• Electrical artefacts were obtained using amplitude-modulated (AM'ed) pulse trains presented at several pulse rates (100-to-902 pps) or using high rate pulse trains (902 pps) in which either a pair of electrodes or AM frequencies alternated periodically at a rate of 1Hz.
• By adding auditory change complex (ACC), auditory steady-state response (ASSR), or auditory change following response (AC-FR) template waveforms to the contaminated recordings, we show that interpolation allows for effective artefact removal for pulse rates below 400 pps whilst interpolation and spatial filtering are effective at higher pulse rates, with minimal distortions for ACC and AC-FR, and with a degree of amplitude- and phase-distortions for ASSR.
• Recordings from CI listeners agreed with simulations, demonstrating that reliable responses can be recovered.

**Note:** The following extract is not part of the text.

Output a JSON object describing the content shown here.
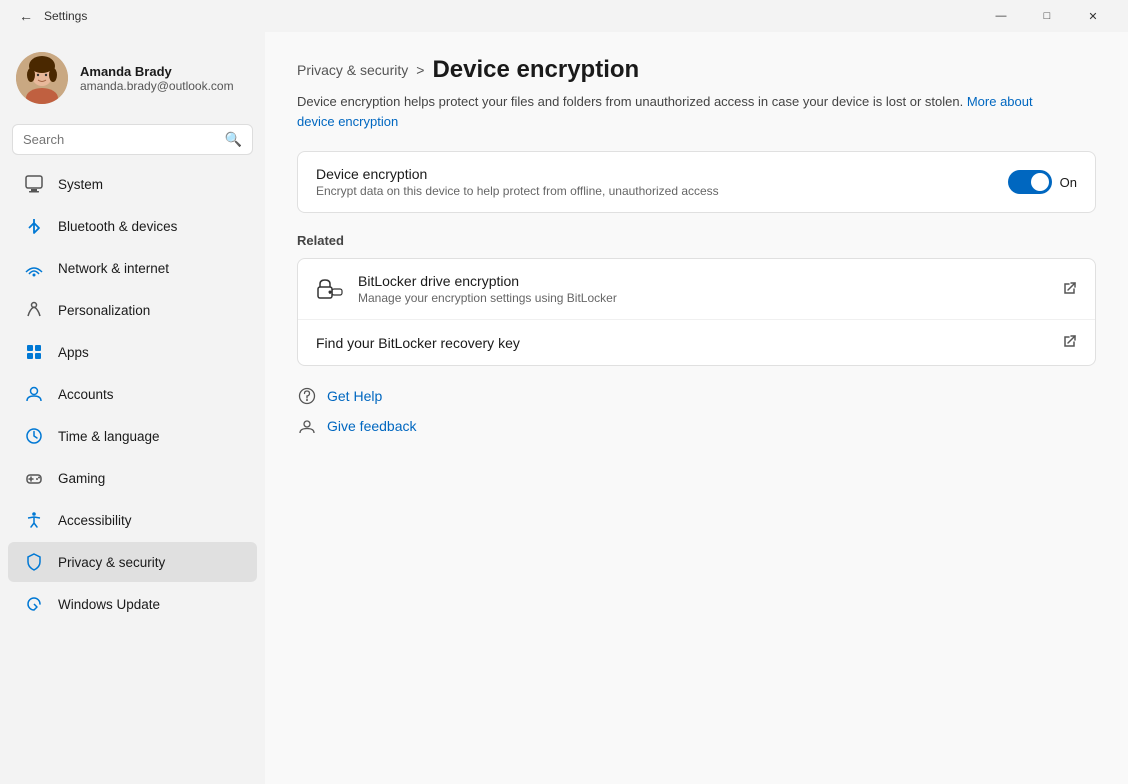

Bibliographical noteCopyright the Author(s) 2021. Version archived for private and non-commercial use with the permission of the author/s and according to publisher conditions. For further rights please contact the publisher.
- electrical artefact
- cochlear implant
- spatial filter